■ Excerpts from a dataset
------------

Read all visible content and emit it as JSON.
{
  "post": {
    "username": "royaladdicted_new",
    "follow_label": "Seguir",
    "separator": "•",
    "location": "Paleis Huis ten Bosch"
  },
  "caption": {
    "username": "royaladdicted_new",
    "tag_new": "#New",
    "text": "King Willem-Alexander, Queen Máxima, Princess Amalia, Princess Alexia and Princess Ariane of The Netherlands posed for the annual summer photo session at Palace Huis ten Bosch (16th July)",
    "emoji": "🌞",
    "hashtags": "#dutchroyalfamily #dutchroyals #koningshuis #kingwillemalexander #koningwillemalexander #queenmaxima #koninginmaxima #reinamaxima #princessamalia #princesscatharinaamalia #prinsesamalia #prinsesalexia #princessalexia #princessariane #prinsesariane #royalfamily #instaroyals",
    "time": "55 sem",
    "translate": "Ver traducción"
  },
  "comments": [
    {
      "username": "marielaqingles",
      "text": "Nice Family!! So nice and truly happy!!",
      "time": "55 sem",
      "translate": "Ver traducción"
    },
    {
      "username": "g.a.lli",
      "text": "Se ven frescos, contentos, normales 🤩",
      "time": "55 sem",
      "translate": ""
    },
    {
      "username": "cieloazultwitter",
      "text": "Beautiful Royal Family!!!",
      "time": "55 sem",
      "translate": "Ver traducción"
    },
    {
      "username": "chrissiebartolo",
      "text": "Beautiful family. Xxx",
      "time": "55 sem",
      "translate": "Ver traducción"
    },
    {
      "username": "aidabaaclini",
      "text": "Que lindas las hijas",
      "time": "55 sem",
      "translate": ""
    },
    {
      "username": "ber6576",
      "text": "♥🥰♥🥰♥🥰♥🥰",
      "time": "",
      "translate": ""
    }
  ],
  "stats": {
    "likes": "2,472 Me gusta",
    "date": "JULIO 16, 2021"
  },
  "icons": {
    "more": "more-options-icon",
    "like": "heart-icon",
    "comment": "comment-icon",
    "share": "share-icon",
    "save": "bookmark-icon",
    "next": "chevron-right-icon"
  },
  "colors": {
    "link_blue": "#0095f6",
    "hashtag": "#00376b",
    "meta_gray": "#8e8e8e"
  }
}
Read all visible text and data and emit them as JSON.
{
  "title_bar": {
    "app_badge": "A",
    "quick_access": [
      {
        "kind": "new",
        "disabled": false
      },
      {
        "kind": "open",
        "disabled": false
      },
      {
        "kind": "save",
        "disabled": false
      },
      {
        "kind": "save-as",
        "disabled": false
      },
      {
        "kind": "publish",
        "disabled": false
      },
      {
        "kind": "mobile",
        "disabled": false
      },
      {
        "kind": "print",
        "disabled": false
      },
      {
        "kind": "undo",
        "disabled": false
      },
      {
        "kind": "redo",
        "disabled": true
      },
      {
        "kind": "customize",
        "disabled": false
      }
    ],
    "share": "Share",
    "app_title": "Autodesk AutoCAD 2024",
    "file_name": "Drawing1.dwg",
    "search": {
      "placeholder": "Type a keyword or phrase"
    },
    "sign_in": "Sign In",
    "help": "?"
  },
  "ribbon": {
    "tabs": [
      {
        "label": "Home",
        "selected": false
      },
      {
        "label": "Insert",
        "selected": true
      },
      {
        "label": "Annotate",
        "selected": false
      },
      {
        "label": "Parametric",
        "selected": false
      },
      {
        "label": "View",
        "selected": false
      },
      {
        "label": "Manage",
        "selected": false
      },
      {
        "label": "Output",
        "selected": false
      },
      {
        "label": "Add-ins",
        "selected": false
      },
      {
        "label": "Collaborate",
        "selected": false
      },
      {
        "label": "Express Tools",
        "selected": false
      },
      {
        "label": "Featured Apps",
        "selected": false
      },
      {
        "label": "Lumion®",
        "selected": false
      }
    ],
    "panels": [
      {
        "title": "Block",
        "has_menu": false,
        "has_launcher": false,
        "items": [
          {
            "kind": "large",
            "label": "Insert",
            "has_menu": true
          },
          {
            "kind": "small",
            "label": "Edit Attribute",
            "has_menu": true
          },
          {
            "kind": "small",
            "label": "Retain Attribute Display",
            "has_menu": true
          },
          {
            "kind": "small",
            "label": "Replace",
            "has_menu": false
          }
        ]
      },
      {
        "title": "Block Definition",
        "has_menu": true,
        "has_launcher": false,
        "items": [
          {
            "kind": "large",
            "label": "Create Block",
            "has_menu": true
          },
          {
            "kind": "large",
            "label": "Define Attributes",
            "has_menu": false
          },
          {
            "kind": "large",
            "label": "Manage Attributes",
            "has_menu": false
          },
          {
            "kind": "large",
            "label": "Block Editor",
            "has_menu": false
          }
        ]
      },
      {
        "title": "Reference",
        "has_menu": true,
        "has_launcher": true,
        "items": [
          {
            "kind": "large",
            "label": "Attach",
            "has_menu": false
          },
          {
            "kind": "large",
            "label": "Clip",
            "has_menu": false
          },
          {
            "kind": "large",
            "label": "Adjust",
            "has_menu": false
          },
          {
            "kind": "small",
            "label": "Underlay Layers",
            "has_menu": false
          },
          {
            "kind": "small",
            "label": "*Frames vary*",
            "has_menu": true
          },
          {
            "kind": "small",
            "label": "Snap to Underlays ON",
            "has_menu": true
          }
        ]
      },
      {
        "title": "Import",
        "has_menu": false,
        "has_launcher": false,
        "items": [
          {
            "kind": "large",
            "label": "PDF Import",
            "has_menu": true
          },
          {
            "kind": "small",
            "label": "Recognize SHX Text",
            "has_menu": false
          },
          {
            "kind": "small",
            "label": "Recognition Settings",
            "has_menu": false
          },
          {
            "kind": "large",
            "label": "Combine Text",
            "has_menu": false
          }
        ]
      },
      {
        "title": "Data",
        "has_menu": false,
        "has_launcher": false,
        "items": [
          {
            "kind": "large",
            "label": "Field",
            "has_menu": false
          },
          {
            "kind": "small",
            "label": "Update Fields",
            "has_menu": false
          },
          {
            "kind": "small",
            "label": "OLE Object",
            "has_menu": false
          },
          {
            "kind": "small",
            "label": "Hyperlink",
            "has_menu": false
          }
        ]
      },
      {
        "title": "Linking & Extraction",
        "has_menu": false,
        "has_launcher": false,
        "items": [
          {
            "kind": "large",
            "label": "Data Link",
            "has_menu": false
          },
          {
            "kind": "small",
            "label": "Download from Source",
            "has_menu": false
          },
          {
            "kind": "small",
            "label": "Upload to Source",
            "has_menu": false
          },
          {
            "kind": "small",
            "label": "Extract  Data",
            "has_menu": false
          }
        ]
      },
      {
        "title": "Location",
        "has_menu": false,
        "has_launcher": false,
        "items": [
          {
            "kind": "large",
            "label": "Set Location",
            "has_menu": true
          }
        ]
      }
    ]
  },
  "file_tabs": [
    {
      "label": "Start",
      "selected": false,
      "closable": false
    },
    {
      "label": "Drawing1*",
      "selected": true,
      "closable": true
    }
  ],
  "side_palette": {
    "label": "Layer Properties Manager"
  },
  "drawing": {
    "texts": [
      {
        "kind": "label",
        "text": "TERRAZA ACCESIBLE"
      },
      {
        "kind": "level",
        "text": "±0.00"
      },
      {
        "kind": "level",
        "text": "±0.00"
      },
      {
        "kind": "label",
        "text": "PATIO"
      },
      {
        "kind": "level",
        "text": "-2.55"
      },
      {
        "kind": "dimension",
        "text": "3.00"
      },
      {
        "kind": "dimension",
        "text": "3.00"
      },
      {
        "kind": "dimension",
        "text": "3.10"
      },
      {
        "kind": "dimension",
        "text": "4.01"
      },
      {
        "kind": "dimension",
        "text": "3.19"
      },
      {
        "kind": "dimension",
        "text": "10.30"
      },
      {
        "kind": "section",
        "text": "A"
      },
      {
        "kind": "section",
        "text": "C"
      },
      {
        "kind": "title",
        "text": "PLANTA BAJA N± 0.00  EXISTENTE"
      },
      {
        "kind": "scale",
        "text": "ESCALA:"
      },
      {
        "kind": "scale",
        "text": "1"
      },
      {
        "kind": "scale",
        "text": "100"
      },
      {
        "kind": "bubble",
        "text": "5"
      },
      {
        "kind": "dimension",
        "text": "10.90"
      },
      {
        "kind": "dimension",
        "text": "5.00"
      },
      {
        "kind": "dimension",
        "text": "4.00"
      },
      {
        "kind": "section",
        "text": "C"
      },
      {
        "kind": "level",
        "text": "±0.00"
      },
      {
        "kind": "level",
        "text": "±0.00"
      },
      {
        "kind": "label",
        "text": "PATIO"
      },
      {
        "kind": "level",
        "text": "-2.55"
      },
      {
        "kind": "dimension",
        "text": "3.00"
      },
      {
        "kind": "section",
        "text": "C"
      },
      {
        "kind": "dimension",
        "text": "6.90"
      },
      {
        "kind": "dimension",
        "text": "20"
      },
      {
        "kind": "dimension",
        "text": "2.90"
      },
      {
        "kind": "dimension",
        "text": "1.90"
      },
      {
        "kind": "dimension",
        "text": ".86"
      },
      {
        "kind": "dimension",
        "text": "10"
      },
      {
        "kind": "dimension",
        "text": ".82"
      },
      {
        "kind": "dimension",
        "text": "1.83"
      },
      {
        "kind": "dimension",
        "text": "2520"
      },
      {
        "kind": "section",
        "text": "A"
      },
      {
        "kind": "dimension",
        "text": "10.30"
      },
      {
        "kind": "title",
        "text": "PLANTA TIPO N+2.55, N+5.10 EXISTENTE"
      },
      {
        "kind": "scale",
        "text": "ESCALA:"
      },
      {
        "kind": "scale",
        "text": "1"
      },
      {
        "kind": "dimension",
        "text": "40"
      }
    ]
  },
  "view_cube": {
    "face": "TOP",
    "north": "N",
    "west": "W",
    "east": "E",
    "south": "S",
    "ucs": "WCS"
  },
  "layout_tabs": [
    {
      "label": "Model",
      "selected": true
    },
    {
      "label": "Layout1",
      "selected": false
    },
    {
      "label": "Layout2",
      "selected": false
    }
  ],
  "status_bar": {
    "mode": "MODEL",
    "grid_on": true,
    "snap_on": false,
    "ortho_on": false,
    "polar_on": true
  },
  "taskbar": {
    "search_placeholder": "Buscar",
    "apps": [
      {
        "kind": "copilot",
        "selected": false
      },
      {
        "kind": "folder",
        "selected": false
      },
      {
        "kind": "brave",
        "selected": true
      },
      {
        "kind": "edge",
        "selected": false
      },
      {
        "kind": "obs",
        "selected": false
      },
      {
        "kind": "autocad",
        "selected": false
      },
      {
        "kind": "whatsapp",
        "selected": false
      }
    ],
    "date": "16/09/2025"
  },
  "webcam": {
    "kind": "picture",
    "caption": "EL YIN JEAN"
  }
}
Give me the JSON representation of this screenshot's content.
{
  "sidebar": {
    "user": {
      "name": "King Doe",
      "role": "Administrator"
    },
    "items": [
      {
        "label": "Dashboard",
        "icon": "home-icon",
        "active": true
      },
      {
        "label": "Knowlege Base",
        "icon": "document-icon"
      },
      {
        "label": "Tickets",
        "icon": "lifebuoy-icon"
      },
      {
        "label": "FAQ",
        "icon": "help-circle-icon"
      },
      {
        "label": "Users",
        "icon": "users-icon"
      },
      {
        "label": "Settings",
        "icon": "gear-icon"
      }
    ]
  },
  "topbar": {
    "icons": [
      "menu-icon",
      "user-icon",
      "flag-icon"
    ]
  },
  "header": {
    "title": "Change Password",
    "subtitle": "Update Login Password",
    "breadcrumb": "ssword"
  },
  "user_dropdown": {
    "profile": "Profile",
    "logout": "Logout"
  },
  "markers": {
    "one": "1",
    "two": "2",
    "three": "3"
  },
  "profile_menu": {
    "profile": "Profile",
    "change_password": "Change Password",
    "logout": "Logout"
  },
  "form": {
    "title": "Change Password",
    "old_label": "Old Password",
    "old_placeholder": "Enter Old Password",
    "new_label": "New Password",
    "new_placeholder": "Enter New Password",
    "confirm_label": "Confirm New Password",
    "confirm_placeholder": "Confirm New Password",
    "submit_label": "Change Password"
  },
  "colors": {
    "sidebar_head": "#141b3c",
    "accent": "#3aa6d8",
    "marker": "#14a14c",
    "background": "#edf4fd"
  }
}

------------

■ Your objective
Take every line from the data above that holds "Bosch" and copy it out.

■ Reply
    "location": "Paleis Huis ten Bosch"
    "text": "King Willem-Alexander, Queen Máxima, Princess Amalia, Princess Alexia and Princess Ariane of The Netherlands posed for the annual summer photo session at Palace Huis ten Bosch (16th July)",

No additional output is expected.